TASK GOAL: Given the entries below, please return each one exactly.

EXTRACTED MATERIAL:
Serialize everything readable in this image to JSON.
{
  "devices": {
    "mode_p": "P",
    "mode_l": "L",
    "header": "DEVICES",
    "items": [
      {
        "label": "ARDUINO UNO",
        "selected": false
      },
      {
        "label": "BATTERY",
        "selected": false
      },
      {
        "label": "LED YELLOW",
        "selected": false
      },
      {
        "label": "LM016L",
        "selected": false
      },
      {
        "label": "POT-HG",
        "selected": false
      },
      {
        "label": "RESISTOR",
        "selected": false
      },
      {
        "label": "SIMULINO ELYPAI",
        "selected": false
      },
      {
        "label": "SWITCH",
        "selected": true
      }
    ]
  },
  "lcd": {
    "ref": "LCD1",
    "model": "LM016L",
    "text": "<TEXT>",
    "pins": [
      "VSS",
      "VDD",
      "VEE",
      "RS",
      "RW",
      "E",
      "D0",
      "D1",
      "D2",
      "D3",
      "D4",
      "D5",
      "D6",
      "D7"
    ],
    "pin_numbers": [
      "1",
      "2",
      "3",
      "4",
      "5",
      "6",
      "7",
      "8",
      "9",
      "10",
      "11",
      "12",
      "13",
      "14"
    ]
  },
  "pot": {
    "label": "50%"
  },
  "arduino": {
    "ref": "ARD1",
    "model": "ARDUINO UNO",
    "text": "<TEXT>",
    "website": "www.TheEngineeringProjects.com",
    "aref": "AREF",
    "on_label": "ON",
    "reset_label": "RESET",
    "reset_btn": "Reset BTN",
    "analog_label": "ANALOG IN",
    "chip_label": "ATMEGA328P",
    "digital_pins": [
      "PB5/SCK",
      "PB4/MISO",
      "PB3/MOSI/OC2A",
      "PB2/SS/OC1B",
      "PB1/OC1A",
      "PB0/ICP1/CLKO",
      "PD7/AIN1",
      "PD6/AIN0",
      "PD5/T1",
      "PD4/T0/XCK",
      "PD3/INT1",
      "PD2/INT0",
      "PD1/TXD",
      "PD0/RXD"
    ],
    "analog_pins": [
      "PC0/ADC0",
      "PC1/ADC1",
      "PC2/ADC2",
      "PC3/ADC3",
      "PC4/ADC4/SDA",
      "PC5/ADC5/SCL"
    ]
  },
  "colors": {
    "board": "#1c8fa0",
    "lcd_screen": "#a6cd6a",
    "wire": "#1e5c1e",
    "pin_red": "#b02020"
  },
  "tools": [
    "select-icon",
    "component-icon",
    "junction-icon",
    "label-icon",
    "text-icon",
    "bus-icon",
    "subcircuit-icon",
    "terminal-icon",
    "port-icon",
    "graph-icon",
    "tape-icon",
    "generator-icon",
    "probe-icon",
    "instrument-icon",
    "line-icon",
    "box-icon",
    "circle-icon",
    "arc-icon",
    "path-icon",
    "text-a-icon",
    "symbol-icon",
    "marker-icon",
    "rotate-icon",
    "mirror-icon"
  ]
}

TASK ANSWER:
Serialize everything readable in this image to JSON.
{
  "devices": {
    "mode_p": "P",
    "mode_l": "L",
    "header": "DEVICES",
    "items": [
      {
        "label": "ARDUINO UNO",
        "selected": false
      },
      {
        "label": "BATTERY",
        "selected": false
      },
      {
        "label": "LED YELLOW",
        "selected": false
      },
      {
        "label": "LM016L",
        "selected": false
      },
      {
        "label": "POT-HG",
        "selected": false
      },
      {
        "label": "RESISTOR",
        "selected": false
      },
      {
        "label": "SIMULINO ELYPAI",
        "selected": false
      },
      {
        "label": "SWITCH",
        "selected": true
      }
    ]
  },
  "lcd": {
    "ref": "LCD1",
    "model": "LM016L",
    "text": "<TEXT>",
    "pins": [
      "VSS",
      "VDD",
      "VEE",
      "RS",
      "RW",
      "E",
      "D0",
      "D1",
      "D2",
      "D3",
      "D4",
      "D5",
      "D6",
      "D7"
    ],
    "pin_numbers": [
      "1",
      "2",
      "3",
      "4",
      "5",
      "6",
      "7",
      "8",
      "9",
      "10",
      "11",
      "12",
      "13",
      "14"
    ]
  },
  "pot": {
    "label": "50%"
  },
  "arduino": {
    "ref": "ARD1",
    "model": "ARDUINO UNO",
    "text": "<TEXT>",
    "website": "www.TheEngineeringProjects.com",
    "aref": "AREF",
    "on_label": "ON",
    "reset_label": "RESET",
    "reset_btn": "Reset BTN",
    "analog_label": "ANALOG IN",
    "chip_label": "ATMEGA328P",
    "digital_pins": [
      "PB5/SCK",
      "PB4/MISO",
      "PB3/MOSI/OC2A",
      "PB2/SS/OC1B",
      "PB1/OC1A",
      "PB0/ICP1/CLKO",
      "PD7/AIN1",
      "PD6/AIN0",
      "PD5/T1",
      "PD4/T0/XCK",
      "PD3/INT1",
      "PD2/INT0",
      "PD1/TXD",
      "PD0/RXD"
    ],
    "analog_pins": [
      "PC0/ADC0",
      "PC1/ADC1",
      "PC2/ADC2",
      "PC3/ADC3",
      "PC4/ADC4/SDA",
      "PC5/ADC5/SCL"
    ]
  },
  "colors": {
    "board": "#1c8fa0",
    "lcd_screen": "#a6cd6a",
    "wire": "#1e5c1e",
    "pin_red": "#b02020"
  },
  "tools": [
    "select-icon",
    "component-icon",
    "junction-icon",
    "label-icon",
    "text-icon",
    "bus-icon",
    "subcircuit-icon",
    "terminal-icon",
    "port-icon",
    "graph-icon",
    "tape-icon",
    "generator-icon",
    "probe-icon",
    "instrument-icon",
    "line-icon",
    "box-icon",
    "circle-icon",
    "arc-icon",
    "path-icon",
    "text-a-icon",
    "symbol-icon",
    "marker-icon",
    "rotate-icon",
    "mirror-icon"
  ]
}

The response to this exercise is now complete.